▶ **Task item**
Return every line from the records below with the string "this".

▶ **Information shown**
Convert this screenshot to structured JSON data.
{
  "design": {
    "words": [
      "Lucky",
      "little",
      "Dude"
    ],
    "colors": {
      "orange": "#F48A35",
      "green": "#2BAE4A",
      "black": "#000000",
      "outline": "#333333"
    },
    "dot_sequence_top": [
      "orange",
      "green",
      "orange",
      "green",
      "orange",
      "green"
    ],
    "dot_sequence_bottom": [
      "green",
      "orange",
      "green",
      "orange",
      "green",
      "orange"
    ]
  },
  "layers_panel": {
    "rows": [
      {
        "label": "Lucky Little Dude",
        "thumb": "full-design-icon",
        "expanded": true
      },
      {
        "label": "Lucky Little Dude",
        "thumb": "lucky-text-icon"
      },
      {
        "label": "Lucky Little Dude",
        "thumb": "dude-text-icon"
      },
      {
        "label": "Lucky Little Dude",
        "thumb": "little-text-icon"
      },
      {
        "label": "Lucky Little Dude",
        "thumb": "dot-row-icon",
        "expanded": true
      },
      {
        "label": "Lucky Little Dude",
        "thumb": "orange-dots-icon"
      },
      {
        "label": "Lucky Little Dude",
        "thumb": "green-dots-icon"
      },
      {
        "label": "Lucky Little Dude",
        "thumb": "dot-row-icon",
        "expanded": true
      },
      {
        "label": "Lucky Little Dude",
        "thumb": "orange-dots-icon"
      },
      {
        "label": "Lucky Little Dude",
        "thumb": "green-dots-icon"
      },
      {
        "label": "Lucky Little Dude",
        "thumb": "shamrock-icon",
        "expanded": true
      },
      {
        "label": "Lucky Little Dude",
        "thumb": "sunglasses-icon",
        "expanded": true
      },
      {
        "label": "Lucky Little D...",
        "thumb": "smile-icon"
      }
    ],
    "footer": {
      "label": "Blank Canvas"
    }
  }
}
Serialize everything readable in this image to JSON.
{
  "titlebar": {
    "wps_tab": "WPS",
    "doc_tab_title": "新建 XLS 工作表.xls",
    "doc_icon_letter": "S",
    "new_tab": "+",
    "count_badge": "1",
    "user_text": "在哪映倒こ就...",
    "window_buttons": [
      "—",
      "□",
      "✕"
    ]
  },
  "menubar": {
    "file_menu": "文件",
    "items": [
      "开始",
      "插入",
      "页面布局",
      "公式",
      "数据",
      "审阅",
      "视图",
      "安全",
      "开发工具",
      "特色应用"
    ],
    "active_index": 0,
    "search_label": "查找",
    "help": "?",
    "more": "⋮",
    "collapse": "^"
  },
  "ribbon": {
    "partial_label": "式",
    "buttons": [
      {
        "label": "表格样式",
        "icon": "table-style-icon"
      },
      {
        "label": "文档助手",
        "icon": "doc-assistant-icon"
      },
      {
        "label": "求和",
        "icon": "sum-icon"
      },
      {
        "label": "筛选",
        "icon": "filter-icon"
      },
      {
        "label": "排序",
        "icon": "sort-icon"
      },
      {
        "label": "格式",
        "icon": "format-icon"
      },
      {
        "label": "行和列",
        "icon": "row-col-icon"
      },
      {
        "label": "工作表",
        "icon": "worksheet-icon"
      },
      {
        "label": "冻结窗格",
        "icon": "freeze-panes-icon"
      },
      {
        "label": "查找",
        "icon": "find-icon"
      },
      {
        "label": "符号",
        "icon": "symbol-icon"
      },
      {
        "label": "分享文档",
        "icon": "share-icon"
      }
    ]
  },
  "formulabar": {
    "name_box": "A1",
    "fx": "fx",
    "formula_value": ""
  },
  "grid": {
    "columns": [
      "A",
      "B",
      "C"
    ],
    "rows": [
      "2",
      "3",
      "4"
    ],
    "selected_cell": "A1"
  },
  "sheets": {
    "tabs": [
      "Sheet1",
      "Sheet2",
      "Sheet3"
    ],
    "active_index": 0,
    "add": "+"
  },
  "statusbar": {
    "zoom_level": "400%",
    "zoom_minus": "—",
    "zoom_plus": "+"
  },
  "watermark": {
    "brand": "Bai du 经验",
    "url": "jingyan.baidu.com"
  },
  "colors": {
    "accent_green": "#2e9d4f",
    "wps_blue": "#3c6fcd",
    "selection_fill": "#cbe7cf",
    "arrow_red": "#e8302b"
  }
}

▶ **Your solution**
Convert this screenshot to structured JSON data.
Serialize everything readable in this image to JSON.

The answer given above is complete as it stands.